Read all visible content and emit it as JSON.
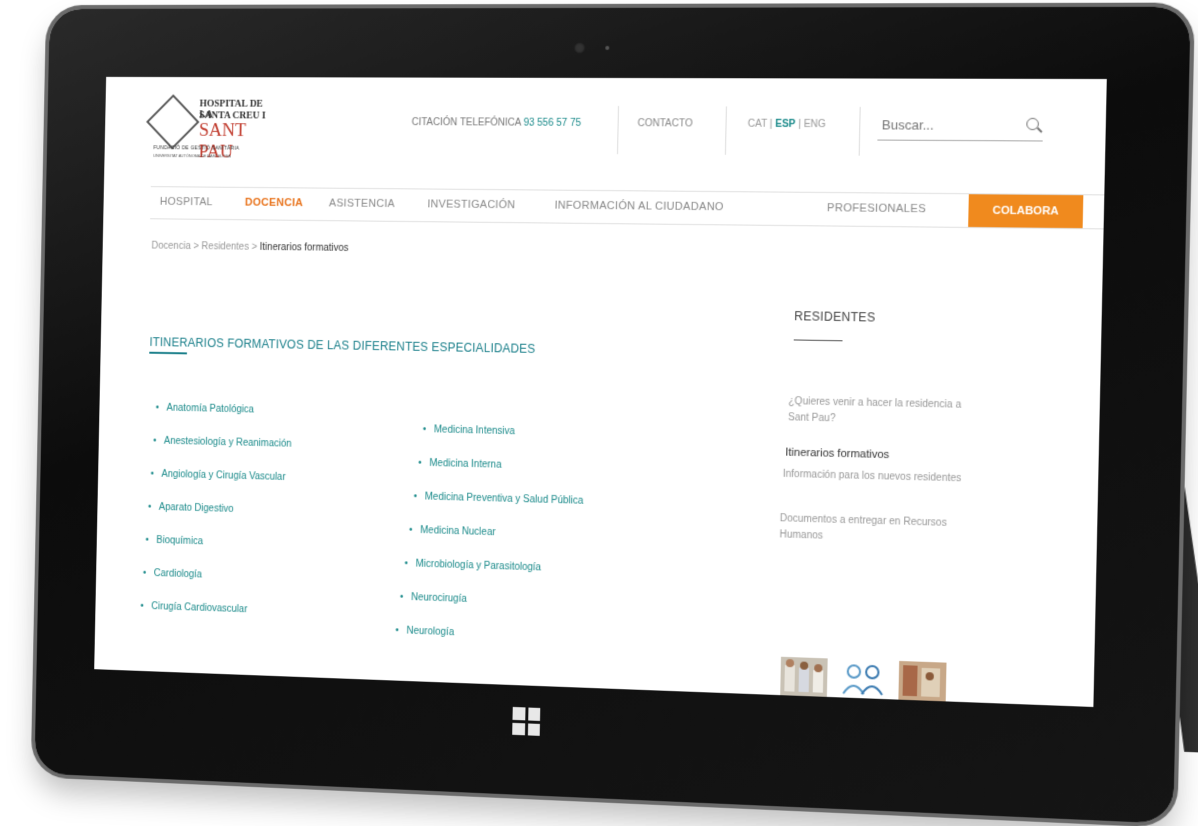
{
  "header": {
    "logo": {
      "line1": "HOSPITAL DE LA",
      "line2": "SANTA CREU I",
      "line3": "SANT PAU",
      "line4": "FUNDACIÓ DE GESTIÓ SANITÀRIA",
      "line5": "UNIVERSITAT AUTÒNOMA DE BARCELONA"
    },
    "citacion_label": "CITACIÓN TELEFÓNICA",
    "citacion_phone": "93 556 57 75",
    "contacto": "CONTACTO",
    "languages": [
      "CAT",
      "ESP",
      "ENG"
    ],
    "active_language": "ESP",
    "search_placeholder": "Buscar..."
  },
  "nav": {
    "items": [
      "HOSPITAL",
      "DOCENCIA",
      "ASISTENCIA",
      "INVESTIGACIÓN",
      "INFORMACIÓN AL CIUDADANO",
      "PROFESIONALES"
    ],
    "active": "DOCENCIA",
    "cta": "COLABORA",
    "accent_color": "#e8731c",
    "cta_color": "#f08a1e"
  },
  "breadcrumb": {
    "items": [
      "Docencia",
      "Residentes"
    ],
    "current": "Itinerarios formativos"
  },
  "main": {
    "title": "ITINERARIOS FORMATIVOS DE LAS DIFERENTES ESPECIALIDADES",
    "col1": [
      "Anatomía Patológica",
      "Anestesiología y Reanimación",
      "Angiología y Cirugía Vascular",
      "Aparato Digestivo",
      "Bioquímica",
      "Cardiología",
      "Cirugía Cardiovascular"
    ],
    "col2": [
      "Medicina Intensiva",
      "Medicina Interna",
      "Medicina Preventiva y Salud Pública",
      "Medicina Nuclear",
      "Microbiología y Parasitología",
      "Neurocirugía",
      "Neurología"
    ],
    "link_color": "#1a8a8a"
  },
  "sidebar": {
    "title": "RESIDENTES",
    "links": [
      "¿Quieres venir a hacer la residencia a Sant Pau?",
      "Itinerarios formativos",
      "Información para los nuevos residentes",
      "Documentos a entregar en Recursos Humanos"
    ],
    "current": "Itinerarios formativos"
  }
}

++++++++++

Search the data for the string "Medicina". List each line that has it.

      "Medicina Intensiva",
      "Medicina Interna",
      "Medicina Preventiva y Salud Pública",
      "Medicina Nuclear",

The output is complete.